7Article III, Section seven of the 1848 Illinois Constitution states, “No person elected to the general assembly shall receive any civil appointment within this state, or to the senate of the United States, from the governor, the governor and senate, or from the general assembly, during the term for which he shall have been elected; and all such appointments, and all votes given for any such member for any such office or appointment, shall be void; nor shall any member of the general assembly be interested, either directly or indirectly, in any contract with the state, or any county thereof, authorized by any law passed during the time for which he shall have been elected, or during one year after the expiration thereof.”

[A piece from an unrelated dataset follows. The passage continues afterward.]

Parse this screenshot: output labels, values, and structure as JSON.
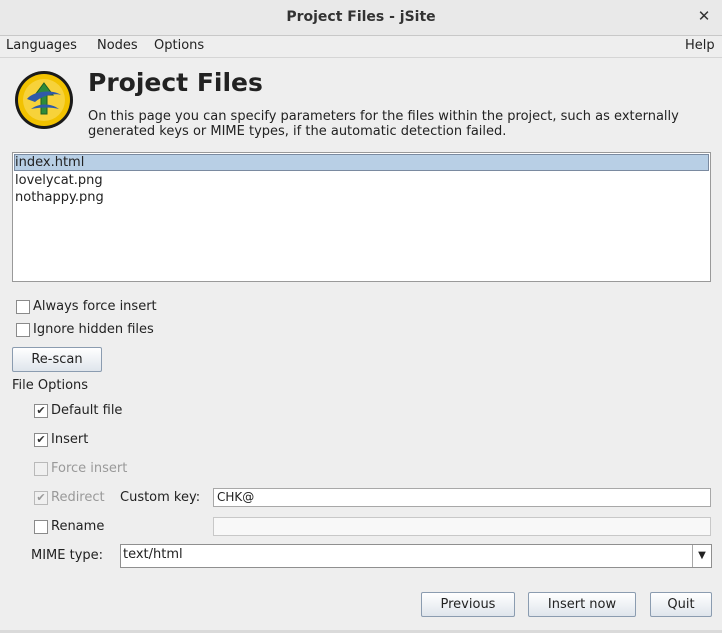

Ill. Const. of 1848, art. III, § 7.
8Lincoln did decline the office to which he was elected, telling Powell in his response on November 27, 1854, that he only allowed himself to be elected, “because it was supposed my doing so would help Yates.” Richard Yates sought reelection as representative of the Sixth Congressional District against Thomas L. Harris but was defeated by 200 votes.

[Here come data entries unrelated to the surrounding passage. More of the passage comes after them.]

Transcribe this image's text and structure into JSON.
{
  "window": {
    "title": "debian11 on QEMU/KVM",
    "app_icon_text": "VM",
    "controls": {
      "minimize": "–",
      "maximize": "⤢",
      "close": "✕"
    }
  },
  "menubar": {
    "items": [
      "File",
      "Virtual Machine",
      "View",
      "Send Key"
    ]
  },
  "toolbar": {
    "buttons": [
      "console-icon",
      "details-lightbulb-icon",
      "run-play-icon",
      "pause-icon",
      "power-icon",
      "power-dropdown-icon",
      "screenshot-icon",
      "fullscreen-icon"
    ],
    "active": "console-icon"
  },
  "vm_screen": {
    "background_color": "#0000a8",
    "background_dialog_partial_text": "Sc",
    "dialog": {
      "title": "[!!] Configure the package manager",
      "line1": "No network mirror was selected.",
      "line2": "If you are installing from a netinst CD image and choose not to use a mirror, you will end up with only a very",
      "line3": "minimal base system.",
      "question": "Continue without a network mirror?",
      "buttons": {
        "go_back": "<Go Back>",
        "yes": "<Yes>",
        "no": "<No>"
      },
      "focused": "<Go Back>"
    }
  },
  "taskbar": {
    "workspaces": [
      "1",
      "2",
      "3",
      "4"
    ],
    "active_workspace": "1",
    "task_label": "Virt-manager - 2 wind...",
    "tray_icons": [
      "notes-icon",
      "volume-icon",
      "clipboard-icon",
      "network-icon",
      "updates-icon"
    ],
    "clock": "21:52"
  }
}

Howard W. Allen and Vincent A. Lacey, eds., Illinois Elections, 1818-1990 (Carbondale and Edwardsville: Southern Illinois University Press, 1992), 10.
9Lincoln, was among the main contenders when the General Assembly met in joint session on February 8, 1855 to elect Illinois’ next U.S. Senator. The General Assembly ultimately selected anti-Nebraska Democrat Lyman Trumbull instead of Lincoln. Grove, Henderson, and Boal cast their votes for Lincoln on nine ballots until switching to Trumbull. Arnold voted for Lincoln until the ninth ballot, when he shifted to Trumbull. For more on the election, see 1854 Federal Election.
Illinois Senate, Journal. 1855. 19th G. A., 1st sess., 242-55; Victor B. Howard, “The Illinois Republican Party Part I: A Party Organizer for the Republicans in 1854,” Journal of the Illinois State Historical Society 64 (Summer 1971), 153-54.
10The result of the election was an anti-Nebraska majority in the Illinois General Assembly.
David Herbert Donald, Lincoln, 178-79.
11Lincoln wrote this docketing.
12An unknown person wrote this docketing.

Autograph Letter Signed, 4 page(s), Abraham Lincoln Papers, Library of Congress (Washington, DC).